Legal experts said Barry (D-Ward 8) is in serious legal jeopardy this time around, especially because the judge let him off the hook in 2007 under similar circumstances.
"He puts the judge in a very difficult spot," said David Schertler, a former federal prosecutor. "Many judges are willing to give a defendant a chance if there is a question about it being a misunderstanding. But it would be hard to argue that now. It's amazing, really. It's hard to know what [Barry] is thinking."
Schertler said Barry could expect to be sentenced to several months in jail. He might earn some leniency if he files his returns in the next few days, Schertler said.
If U.S. Magistrate Judge Deborah A. Robinson does not send Barry to jail, Zeno requested she hold a hearing during which Barry could explain his conduct.
Prosecutors might request a two-year extension of the council member's probation if he does not get jail time, Zeno wrote.
Prosecutors don't usually have to pursue tax offenders for continuing to break tax laws because such repeat violations are rare.
"There are severe consequences for violating the tax laws," said Nathan Hochman, a former top Justice Department tax prosecutor. "The likelihood of going to jail for committing the same exact crime goes up dramatically" when repeat offenders go before the same judge.
Ironically, Barry might be due a tax refund, because the D.C. government withholds a portion of his $92,530 salary, according to sources familiar with the matter.
In their favor this time around, prosecutors have cobbled together a lengthy history of what they have called Barry's "recalcitrant" attitude toward his tax duty.

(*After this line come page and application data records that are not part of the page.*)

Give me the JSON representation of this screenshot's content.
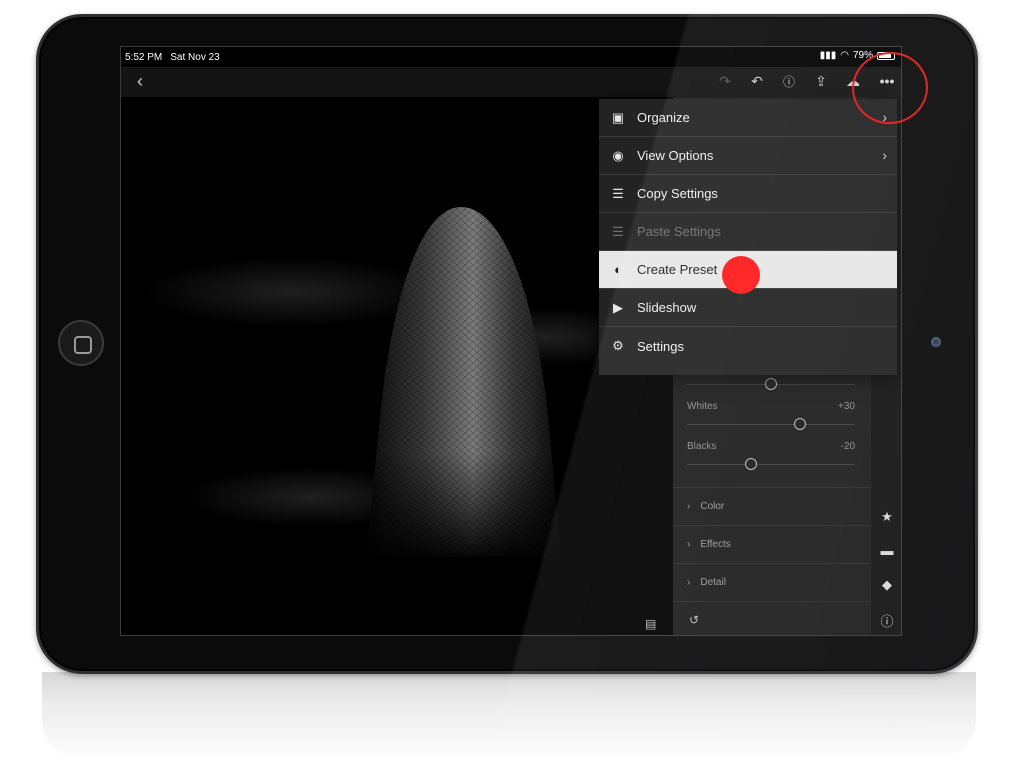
{
  "status_bar": {
    "time": "5:52 PM",
    "date": "Sat Nov 23",
    "battery": "79%"
  },
  "toolbar": {
    "back_icon": "chevron-left-icon",
    "icons": [
      "redo-icon",
      "undo-icon",
      "help-icon",
      "share-icon",
      "cloud-add-icon",
      "more-icon"
    ]
  },
  "menu": {
    "items": [
      {
        "label": "Organize",
        "icon": "organize-icon",
        "has_submenu": true,
        "disabled": false,
        "highlighted": false
      },
      {
        "label": "View Options",
        "icon": "view-options-icon",
        "has_submenu": true,
        "disabled": false,
        "highlighted": false
      },
      {
        "label": "Copy Settings",
        "icon": "copy-settings-icon",
        "has_submenu": false,
        "disabled": false,
        "highlighted": false
      },
      {
        "label": "Paste Settings",
        "icon": "paste-settings-icon",
        "has_submenu": false,
        "disabled": true,
        "highlighted": false
      },
      {
        "label": "Create Preset",
        "icon": "create-preset-icon",
        "has_submenu": false,
        "disabled": false,
        "highlighted": true
      },
      {
        "label": "Slideshow",
        "icon": "play-icon",
        "has_submenu": false,
        "disabled": false,
        "highlighted": false
      },
      {
        "label": "Settings",
        "icon": "gear-icon",
        "has_submenu": false,
        "disabled": false,
        "highlighted": false
      }
    ]
  },
  "edit_panel": {
    "sliders": [
      {
        "label": "Whites",
        "value": "+30",
        "level": 0.65
      },
      {
        "label": "Blacks",
        "value": "-20",
        "level": 0.4
      }
    ],
    "sections": [
      "Color",
      "Effects",
      "Detail"
    ]
  },
  "side_rail": {
    "icons": [
      "star-icon",
      "comment-icon",
      "tag-icon",
      "info-icon"
    ]
  },
  "colors": {
    "highlight": "#e7e7e7",
    "annotation_red": "#ff1a1a",
    "menu_bg": "#232323",
    "panel_bg": "#1e1e1e"
  }
}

Barry pleaded guilty in 2005 to not filing federal or D.C. returns from 1999 through 2004, a period when he was not in public office. He also admitted that he did not pay the bulk of his taxes on more than $500,000 he earned during those years.
Even then, he annoyed authorities and Robinson by not promptly filing tax returns or arranging to pay his tax debt, the size of which has not been publicly disclosed. An irritated Robinson was forced to delay Barry's sentencing for a month until those matters were cleaned up. Then she gave him three years of probation.

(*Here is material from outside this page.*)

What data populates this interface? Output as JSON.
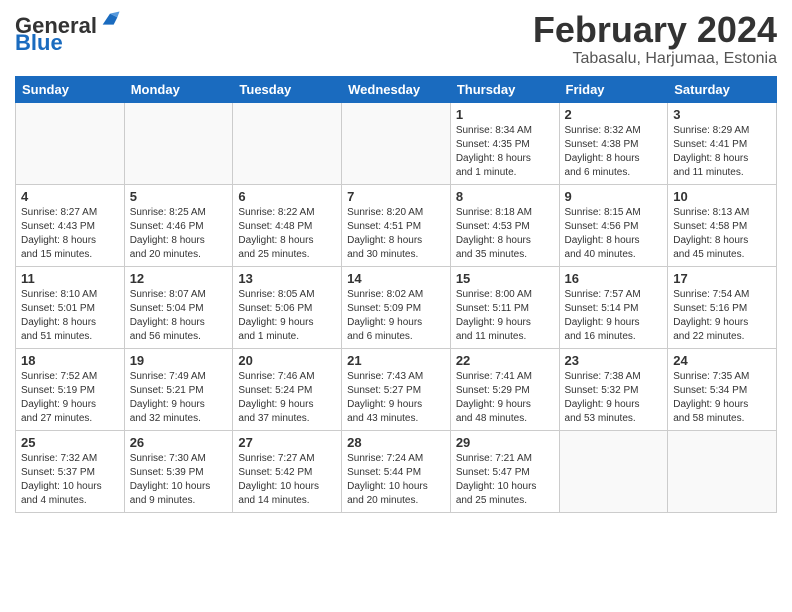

Prosecutors returned to court less than a year later when it became apparent that the council member had not filed his 2005 return even in the midst of the legal drama. They asked Robinson to revoke Barry's probation and send him to jail.
Robinson at first declined to grant prosecutors a hearing, but she was reversed by U.S. District Chief Judge Thomas F. Hogan. Later, Robinson ruled that prosecutors did not prove the former mayor had intentionally violated the tax code.
In court papers filed yesterday, prosecutors said Barry is "well aware" that he must comply with tax laws.
"The court's patience should be at an end," prosecutors wrote.
To bolster their case, they wrote, Barry told probation agents that he had filed paperwork to get an extension to file his returns in October -- just as he was being granted permission to leave the country for a vacation in Jamaica.
A month later, prosecutors wrote, Barry "promised" that he would file his returns in two weeks. They said he missed that deadline, too.